Work task >> If a line in the data below contains the word "screenshot", copy it out.

Material for this exercise >>
--- START ---

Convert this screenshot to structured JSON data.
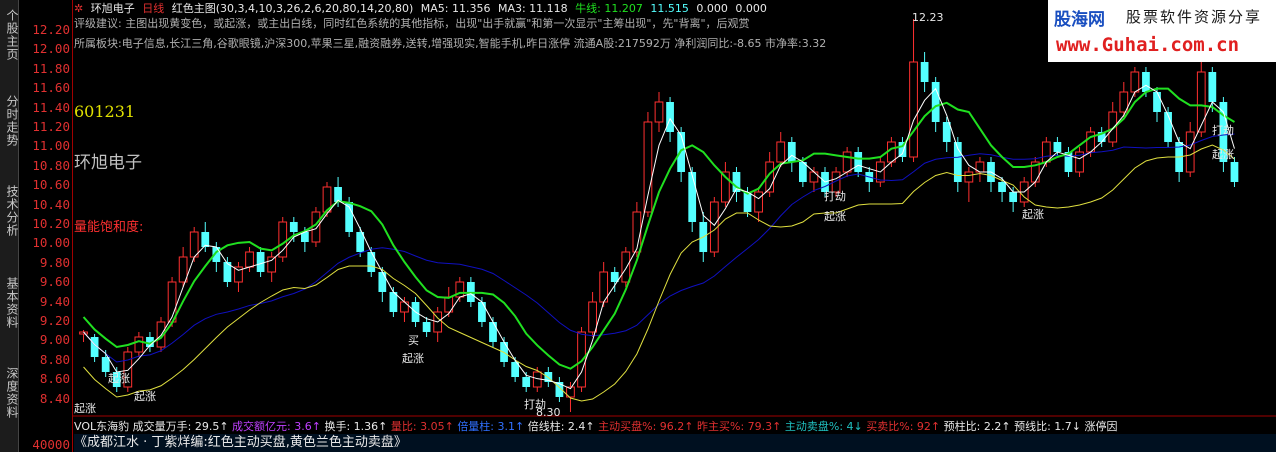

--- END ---
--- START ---

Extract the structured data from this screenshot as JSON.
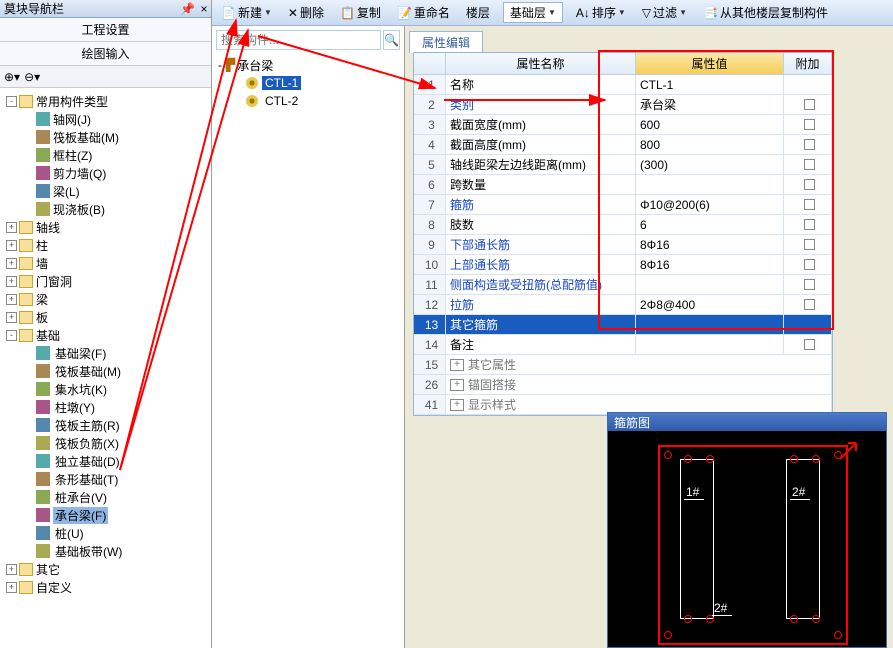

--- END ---
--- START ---

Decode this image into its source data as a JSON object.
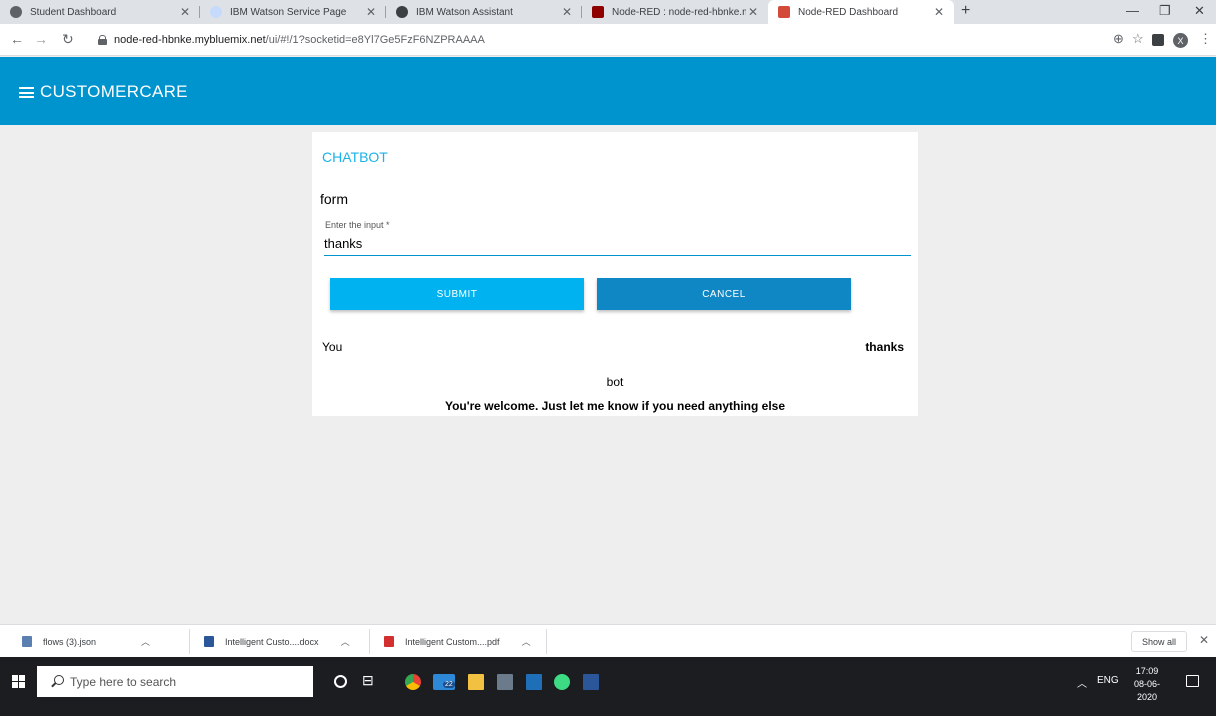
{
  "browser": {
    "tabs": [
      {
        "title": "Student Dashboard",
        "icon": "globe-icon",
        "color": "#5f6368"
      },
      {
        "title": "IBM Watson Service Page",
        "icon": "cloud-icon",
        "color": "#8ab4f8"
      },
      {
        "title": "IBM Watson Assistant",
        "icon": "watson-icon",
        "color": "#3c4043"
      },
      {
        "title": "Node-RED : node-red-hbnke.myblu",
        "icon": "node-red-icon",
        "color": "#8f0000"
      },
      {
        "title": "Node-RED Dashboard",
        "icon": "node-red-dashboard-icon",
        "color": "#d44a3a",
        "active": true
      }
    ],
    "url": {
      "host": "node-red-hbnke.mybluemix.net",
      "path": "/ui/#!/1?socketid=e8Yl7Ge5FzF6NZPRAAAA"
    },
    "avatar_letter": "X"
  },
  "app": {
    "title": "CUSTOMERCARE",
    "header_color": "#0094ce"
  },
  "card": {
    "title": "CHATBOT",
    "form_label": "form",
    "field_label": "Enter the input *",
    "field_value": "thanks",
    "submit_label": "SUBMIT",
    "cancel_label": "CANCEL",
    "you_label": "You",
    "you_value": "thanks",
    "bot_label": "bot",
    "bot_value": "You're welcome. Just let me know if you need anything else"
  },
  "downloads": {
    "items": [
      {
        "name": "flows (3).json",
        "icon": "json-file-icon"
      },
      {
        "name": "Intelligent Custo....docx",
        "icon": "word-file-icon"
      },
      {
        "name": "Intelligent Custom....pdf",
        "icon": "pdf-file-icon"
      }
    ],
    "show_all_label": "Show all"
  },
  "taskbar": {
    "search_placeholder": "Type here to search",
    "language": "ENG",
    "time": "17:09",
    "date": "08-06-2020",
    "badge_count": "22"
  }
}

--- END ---

Exercise response >>
Convert this screenshot to structured JSON data.
Extract the structured data from this screenshot as JSON.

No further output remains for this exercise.